I’ll start with the positives. First, this book is insanely compelling. I listened to the bulk of it almost straight through, completely lost in the story and hating every interruption that made me take off my headphones. This book’s got tension and suspense dripping off its pages, and there was just no way I was going to go to bed before finding out what happened to Katniss. This book didn’t even have the normal problem of series books that try to create tension; normally I’m not terribly worried for the main characters’ lives, since I know there’s another book to come, but in this case, I was rarely 100% sure that Katniss was going to come out of the arena unscathed. The action is pretty much non-stop throughout the book, and even when there’s nothing actually happening, Katniss is always thinking, always planning, and it was always completely riveting. She’s a very well-developed and relatable character, and I found myself totally wrapped up with her fate (even if she could on occasion be a little bit thick-headed.)
Now, the negatives: … I can’t really find any. There’s a pretty strong element of deus ex machina throughout the story, but that’s sort of the point – the gamemakers can do whatever they like to the tributes in the arena. A lot of the technology isn’t explained, but since Katniss is a poor girl from one of the outer districts, she’d have no idea how any of it worked anyways. A lot of questions are left unanswered, and topics left unexplored, but not so that it makes the book feel incomplete… just so that I immediately want to dive into the sequel. The only thing I can possibly think to ding it for is the present-tense writing, which normally annoys me… but in this case, even that works to the story’s advantage, giving Katniss’s predicament a real sense of immediacy.
So, yeah. Caps-lock good. 5 out of 5 stars.
Recommendation: Read it. If you have even the slightest inclination towards dystopian fiction, survival fiction, modern young adult literature, or really good stories in general, you should pick this one up sooner rather than later.
Links: – I wonder if Suzanne Collins is a Dawson’s Creek fan? Because a key scene in The Hunger Games felt *awfully* reminiscent of one of the best scenes in all of Dawson’s Creek… and used, word-for-word, the single best line of dialogue ever uttered on that show.

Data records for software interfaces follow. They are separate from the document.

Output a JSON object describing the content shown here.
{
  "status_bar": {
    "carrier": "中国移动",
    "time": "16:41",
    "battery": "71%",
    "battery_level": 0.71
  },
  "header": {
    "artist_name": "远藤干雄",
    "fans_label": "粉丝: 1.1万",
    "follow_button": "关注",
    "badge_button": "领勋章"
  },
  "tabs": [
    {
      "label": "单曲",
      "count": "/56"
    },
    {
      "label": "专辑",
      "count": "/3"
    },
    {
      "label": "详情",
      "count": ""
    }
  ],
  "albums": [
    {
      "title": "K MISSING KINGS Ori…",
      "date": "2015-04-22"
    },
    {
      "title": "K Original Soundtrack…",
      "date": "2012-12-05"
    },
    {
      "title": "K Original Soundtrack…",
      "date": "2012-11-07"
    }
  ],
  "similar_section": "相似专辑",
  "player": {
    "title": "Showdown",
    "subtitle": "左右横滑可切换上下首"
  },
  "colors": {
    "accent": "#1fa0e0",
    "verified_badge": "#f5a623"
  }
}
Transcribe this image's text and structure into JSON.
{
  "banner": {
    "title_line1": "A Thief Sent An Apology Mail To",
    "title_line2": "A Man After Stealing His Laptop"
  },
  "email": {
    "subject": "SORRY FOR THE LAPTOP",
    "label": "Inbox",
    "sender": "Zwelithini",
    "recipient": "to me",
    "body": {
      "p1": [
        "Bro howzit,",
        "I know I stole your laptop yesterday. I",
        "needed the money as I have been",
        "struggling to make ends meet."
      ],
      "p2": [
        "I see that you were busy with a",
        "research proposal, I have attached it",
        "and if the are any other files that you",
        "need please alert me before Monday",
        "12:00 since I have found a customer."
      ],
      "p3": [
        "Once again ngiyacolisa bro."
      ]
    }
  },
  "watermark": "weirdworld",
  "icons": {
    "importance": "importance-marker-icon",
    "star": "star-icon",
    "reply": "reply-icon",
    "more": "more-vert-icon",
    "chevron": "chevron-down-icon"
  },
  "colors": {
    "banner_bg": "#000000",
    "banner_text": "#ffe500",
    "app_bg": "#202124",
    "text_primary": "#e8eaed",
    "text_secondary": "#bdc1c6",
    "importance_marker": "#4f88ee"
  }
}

– Series 7: The Contenders is a movie from 2001 that is essentially the same plot as The Hunger Games, although it’s adults instead of teenagers, and it’s not in a dystopian future… plus it came out *before* the vast reality TV boom of recent years. I haven’t seen it in years, but I remember it as being darkly funny, and worth watching, particularly for fans of the book who are interested in comparing.
Other Reviews: As Usual I Need More Bookshelves, At Home With Books, The Bluestocking Society, The Book Nest, Books and Movies, Dear Author, Devourer of Books, Hey Lady! Whatcha Readin’?, I’m Booking It!, In Search of Giants, The Infinite Shelf, My Friend Amy, Presenting Lenore, ReviewsbyLola’s Blog, Rhapsody In Books Weblog, YA Fabulous, YAnnabe

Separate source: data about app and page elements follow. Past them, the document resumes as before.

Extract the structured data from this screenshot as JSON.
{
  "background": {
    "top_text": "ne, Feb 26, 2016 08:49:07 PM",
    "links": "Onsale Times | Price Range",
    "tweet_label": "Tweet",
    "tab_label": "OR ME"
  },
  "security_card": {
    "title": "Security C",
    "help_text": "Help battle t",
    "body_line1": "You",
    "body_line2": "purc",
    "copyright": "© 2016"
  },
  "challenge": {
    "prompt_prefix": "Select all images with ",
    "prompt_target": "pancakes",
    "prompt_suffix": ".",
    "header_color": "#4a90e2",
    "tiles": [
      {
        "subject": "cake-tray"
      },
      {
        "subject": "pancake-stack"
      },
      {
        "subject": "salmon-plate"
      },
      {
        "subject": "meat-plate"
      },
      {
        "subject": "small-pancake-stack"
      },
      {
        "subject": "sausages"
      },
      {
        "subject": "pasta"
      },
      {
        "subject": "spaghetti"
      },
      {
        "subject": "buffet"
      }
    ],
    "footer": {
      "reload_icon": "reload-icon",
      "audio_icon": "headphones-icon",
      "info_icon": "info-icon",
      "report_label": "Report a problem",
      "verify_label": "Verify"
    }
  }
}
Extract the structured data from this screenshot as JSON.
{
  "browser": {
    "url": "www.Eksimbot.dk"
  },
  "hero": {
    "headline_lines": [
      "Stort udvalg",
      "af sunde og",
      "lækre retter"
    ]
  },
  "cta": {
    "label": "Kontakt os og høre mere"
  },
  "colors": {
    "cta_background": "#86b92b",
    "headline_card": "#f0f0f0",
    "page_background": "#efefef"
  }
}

Have you reviewed this book? Leave a comment with the link and I’ll add it in.
First Line: When I wake up, the other side of the bed is cold.
Cover Thoughts: Honestly, I can’t help but wonder if the cover is part of the reason it took me so long to get around to the book. After having read it, I now get the significance of the bird in the gold hoop with the arrow, but on the whole, the design still leaves me cold. It doesn’t tell me anything about the plot of the book, it doesn’t tell me much about the tone of the book, and the font choices and some of the design elements suggest that it’s more tech-y, space-ship-y sci-fi than is actually the case.